**** GIVEN RECORDS ****
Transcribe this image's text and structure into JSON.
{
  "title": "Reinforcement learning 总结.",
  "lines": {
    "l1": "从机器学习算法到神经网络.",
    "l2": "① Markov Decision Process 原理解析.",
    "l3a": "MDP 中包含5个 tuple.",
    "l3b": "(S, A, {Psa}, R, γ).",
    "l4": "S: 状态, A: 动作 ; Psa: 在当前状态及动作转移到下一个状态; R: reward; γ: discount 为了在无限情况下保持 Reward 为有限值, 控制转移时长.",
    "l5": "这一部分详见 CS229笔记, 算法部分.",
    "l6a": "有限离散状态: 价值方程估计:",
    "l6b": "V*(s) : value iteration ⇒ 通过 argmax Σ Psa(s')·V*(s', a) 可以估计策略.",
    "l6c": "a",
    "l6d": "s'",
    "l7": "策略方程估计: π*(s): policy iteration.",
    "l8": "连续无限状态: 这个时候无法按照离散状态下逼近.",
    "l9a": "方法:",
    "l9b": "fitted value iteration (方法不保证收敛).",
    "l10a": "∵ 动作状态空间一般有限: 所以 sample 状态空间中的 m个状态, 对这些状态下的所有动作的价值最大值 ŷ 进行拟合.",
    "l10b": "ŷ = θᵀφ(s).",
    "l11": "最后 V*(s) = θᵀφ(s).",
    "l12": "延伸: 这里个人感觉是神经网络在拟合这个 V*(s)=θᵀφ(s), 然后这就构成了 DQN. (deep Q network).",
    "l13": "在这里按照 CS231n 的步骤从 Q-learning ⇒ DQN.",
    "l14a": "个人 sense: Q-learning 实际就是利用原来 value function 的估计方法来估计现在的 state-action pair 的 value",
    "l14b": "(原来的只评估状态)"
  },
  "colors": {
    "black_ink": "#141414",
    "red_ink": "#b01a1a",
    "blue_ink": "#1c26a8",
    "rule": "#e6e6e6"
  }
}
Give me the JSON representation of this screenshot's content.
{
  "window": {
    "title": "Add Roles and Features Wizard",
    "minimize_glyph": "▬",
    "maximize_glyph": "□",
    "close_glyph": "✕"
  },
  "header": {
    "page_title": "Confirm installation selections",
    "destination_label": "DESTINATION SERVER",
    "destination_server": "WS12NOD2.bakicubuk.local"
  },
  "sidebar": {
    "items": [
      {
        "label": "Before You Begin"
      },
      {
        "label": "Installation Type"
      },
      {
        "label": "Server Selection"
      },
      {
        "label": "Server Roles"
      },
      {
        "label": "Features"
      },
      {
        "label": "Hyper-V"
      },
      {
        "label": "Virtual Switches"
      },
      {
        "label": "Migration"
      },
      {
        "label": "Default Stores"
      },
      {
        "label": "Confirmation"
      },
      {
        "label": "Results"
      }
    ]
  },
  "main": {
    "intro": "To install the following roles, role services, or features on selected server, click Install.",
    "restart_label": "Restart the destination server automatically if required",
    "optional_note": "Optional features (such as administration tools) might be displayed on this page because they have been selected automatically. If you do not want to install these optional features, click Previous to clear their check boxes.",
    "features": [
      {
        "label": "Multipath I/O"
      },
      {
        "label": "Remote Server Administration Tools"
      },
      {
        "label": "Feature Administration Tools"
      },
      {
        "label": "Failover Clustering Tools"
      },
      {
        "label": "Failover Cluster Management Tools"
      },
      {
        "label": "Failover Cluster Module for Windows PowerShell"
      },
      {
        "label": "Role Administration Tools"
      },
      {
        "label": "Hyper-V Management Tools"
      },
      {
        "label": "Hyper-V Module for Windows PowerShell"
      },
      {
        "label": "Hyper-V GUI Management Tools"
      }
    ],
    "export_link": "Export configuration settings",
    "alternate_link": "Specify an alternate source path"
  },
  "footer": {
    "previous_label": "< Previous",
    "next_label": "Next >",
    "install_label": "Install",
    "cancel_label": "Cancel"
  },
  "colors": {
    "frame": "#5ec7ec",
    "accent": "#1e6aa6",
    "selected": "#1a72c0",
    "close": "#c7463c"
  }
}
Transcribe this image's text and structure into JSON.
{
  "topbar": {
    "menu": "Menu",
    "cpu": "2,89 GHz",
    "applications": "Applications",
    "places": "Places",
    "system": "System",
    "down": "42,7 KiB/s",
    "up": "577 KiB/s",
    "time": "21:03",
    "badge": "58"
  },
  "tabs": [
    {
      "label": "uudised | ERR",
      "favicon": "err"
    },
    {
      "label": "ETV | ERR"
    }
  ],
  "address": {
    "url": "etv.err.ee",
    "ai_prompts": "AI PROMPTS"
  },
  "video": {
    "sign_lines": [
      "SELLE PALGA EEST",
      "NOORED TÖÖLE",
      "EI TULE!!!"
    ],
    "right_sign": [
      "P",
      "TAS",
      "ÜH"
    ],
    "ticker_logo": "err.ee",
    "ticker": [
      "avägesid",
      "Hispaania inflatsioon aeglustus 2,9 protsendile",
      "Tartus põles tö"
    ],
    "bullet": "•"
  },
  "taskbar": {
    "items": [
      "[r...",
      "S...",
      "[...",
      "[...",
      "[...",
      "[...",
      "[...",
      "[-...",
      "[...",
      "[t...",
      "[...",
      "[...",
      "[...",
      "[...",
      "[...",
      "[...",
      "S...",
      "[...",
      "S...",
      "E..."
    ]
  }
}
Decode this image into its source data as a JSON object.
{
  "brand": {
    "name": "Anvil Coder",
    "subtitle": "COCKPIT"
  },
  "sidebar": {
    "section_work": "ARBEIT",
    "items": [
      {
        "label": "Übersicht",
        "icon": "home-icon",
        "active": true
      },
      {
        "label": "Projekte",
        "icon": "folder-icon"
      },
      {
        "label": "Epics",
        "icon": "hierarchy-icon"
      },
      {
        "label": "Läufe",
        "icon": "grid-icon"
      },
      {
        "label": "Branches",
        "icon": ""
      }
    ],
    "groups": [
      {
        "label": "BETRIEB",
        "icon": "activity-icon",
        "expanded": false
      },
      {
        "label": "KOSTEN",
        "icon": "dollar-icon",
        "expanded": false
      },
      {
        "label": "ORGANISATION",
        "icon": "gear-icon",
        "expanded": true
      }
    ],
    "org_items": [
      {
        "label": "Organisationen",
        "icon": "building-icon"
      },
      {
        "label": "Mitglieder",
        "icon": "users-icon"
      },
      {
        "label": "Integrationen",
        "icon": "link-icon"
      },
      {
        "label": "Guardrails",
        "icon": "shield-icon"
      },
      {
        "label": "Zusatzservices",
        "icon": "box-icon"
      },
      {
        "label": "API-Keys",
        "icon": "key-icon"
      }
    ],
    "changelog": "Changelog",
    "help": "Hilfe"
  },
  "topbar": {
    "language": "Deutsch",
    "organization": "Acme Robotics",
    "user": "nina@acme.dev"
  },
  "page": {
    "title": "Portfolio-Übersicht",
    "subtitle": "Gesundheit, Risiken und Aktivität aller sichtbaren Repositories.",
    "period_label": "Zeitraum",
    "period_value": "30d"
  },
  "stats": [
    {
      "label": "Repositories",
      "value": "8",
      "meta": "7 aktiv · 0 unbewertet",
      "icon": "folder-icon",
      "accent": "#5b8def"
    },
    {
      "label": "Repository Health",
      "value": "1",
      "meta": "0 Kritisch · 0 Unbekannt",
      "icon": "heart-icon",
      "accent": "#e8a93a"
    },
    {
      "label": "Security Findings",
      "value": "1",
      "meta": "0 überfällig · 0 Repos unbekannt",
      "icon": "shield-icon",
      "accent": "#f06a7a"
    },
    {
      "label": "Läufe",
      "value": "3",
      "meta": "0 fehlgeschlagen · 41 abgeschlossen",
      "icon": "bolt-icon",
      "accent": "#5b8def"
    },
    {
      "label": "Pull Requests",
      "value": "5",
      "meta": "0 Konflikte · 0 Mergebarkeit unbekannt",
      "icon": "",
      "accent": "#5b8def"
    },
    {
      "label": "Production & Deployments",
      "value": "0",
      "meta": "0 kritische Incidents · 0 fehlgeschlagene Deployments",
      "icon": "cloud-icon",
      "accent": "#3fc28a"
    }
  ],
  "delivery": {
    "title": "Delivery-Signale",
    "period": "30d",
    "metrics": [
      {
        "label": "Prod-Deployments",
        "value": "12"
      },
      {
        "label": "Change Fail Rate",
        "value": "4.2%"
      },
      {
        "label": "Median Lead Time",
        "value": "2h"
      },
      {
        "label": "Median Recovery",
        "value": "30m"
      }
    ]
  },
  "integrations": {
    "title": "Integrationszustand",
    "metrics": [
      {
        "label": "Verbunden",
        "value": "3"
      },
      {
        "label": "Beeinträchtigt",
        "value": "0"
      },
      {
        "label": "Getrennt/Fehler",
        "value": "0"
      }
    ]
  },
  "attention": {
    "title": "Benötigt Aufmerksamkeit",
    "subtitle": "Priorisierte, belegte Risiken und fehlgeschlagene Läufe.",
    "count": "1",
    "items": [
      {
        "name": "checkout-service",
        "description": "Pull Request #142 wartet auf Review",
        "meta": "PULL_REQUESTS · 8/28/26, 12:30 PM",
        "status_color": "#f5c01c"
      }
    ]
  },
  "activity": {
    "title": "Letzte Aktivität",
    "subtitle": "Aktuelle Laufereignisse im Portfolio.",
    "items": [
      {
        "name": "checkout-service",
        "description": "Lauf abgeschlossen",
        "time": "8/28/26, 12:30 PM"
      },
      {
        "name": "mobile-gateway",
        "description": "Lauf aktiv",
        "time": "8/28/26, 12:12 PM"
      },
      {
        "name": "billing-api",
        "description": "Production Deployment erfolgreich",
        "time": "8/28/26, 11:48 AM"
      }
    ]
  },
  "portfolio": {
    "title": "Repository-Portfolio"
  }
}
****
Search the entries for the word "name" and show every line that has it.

*TASK OUTPUT*.
    "name": "Anvil Coder",
        "name": "checkout-service",
        "name": "checkout-service",
        "name": "mobile-gateway",
        "name": "billing-api",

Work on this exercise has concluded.